§ **Your task**: Identify all lines of the data containing the string "MUST" and copy them.

§ **Provided records**:
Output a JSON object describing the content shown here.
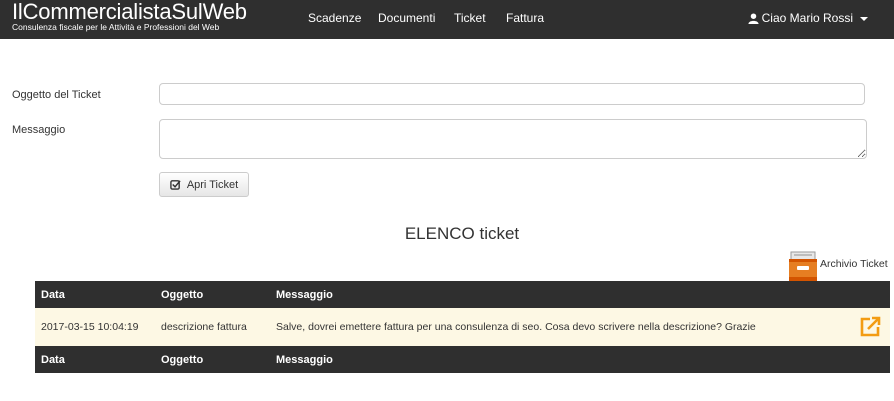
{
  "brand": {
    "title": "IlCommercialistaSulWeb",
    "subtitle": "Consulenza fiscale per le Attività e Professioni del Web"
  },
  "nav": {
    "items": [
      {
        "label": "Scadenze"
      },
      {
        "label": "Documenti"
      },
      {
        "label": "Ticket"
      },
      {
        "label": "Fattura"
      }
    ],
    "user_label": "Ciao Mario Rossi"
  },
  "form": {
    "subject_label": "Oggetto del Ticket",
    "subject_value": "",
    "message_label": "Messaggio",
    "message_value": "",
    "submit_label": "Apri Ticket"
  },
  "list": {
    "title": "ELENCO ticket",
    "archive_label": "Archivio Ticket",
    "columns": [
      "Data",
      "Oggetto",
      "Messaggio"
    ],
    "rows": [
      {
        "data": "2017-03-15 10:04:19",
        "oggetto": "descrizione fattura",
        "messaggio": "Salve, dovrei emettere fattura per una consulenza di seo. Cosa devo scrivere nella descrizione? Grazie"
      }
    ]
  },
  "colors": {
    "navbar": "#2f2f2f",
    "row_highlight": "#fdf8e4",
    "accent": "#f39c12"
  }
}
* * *
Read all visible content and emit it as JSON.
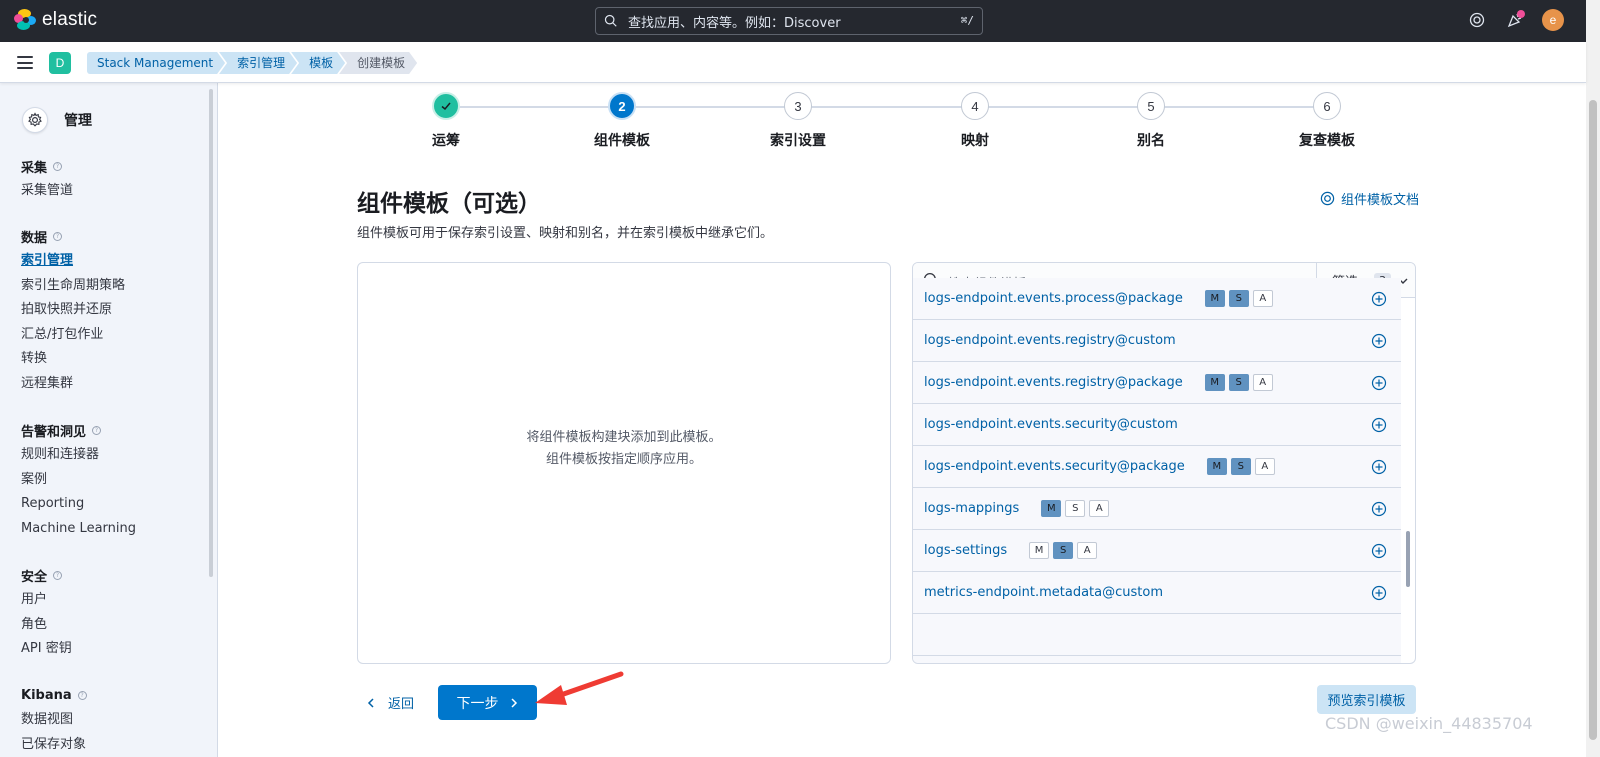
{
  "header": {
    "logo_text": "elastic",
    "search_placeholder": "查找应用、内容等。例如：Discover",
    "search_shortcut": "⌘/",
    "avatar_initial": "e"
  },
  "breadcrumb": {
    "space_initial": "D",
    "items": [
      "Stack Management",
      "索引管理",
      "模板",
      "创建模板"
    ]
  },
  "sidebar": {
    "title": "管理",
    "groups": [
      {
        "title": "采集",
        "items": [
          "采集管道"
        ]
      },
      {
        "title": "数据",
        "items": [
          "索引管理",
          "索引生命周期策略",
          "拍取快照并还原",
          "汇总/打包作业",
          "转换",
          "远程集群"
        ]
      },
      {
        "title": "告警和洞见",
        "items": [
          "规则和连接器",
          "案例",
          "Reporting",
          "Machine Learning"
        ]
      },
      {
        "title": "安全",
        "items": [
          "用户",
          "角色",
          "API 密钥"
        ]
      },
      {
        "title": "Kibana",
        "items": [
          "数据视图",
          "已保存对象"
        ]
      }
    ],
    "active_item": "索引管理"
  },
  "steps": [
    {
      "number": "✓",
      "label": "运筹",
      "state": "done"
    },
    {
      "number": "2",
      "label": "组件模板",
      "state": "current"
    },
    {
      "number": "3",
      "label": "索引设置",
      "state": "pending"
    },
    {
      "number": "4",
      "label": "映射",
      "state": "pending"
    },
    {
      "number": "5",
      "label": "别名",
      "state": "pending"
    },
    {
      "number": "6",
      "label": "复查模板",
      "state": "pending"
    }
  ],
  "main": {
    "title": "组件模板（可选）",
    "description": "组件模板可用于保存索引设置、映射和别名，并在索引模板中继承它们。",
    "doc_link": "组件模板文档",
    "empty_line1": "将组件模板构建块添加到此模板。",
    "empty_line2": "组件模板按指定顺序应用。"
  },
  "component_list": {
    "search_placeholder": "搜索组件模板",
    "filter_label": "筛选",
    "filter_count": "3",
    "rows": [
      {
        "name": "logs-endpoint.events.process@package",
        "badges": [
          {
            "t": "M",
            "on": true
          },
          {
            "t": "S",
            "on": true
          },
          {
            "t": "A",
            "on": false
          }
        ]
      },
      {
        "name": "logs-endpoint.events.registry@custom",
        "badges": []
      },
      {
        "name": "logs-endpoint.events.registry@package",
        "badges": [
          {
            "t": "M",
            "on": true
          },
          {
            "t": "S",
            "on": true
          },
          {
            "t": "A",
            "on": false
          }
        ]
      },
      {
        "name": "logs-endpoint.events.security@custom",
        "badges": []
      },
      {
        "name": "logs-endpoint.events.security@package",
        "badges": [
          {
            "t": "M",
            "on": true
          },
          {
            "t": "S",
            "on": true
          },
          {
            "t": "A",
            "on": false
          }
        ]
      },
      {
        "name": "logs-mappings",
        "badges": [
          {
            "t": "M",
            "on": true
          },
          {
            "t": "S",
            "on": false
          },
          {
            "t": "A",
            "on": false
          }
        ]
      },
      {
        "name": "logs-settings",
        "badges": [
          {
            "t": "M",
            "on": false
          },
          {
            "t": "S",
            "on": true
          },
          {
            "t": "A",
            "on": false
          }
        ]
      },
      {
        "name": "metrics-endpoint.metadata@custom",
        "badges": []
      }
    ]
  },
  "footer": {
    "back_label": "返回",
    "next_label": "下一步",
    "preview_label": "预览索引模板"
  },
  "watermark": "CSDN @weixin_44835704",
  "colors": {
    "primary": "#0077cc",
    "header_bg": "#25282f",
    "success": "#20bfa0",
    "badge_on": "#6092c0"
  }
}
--
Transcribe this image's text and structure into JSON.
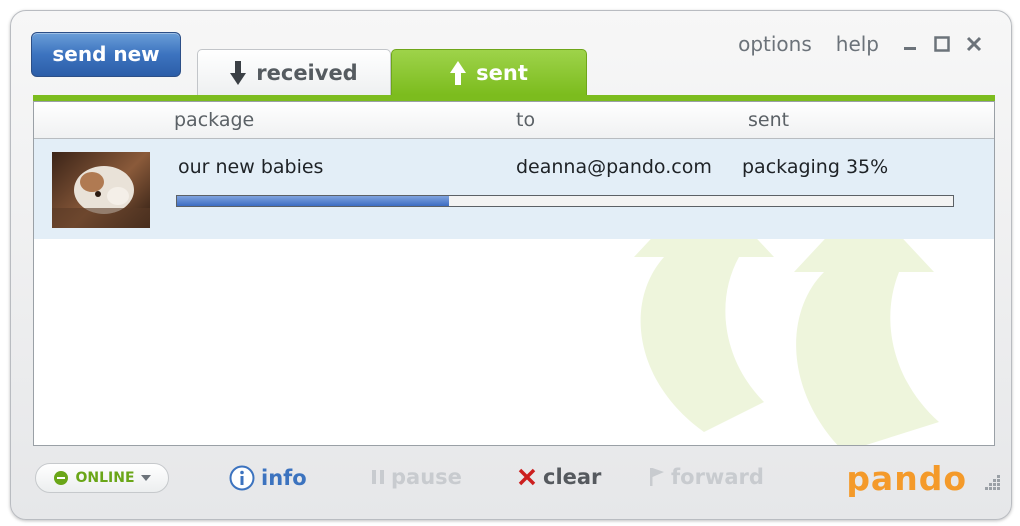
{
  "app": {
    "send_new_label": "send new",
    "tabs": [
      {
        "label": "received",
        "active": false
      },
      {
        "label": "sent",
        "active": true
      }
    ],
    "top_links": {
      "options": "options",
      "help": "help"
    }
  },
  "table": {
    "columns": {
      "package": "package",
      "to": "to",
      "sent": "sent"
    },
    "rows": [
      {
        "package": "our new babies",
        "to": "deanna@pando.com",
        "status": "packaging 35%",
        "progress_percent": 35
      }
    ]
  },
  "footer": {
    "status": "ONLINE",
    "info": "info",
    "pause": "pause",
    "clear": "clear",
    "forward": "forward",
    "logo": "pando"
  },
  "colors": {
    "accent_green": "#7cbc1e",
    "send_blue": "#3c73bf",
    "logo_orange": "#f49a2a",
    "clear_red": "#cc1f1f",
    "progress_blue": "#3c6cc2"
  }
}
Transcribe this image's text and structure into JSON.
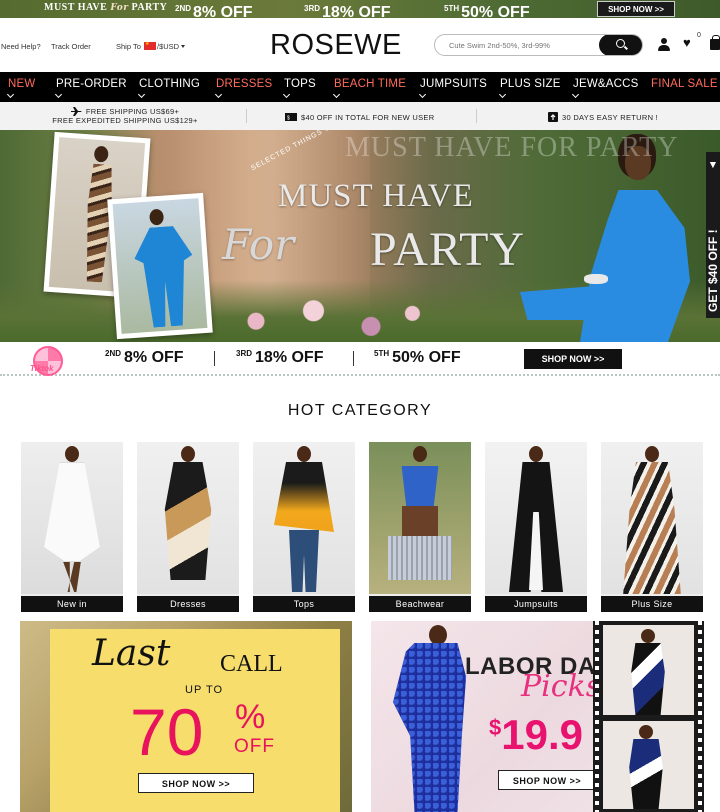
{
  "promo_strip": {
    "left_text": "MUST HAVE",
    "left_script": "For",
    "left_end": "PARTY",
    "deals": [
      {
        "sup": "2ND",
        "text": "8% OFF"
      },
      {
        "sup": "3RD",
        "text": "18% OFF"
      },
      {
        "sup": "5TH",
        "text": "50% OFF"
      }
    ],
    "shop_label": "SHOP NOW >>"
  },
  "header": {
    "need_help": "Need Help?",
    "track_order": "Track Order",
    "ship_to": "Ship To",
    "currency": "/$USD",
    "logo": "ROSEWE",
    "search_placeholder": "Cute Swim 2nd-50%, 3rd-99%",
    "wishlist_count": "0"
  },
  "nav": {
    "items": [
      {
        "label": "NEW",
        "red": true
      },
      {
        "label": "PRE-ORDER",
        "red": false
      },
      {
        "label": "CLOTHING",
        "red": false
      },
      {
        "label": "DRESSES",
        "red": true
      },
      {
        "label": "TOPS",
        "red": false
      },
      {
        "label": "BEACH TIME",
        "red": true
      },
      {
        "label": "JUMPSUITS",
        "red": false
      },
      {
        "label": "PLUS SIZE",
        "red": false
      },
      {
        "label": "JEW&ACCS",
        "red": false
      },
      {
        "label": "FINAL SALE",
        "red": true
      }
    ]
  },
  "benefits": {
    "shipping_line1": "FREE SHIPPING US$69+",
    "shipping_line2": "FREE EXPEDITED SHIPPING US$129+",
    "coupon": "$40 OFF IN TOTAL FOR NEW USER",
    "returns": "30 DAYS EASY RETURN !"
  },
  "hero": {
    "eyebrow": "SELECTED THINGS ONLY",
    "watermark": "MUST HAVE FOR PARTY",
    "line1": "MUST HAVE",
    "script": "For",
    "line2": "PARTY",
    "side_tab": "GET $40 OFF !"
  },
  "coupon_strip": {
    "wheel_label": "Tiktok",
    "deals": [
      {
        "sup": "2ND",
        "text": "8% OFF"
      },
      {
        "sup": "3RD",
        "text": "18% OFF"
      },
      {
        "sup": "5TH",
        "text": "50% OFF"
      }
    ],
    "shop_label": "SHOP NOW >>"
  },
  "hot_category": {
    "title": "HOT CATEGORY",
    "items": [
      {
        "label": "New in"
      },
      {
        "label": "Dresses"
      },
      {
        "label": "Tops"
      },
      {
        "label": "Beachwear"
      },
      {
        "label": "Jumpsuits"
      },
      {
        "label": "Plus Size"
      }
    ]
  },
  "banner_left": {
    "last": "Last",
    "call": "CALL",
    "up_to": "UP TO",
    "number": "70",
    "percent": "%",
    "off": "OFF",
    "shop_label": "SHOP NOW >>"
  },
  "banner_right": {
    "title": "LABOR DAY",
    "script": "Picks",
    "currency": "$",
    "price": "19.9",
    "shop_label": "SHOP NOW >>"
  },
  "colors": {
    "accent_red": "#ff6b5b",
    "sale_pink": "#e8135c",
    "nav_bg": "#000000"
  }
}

§ **Reply**:
    "left_text": "MUST HAVE",
    "watermark": "MUST HAVE FOR PARTY",
    "line1": "MUST HAVE",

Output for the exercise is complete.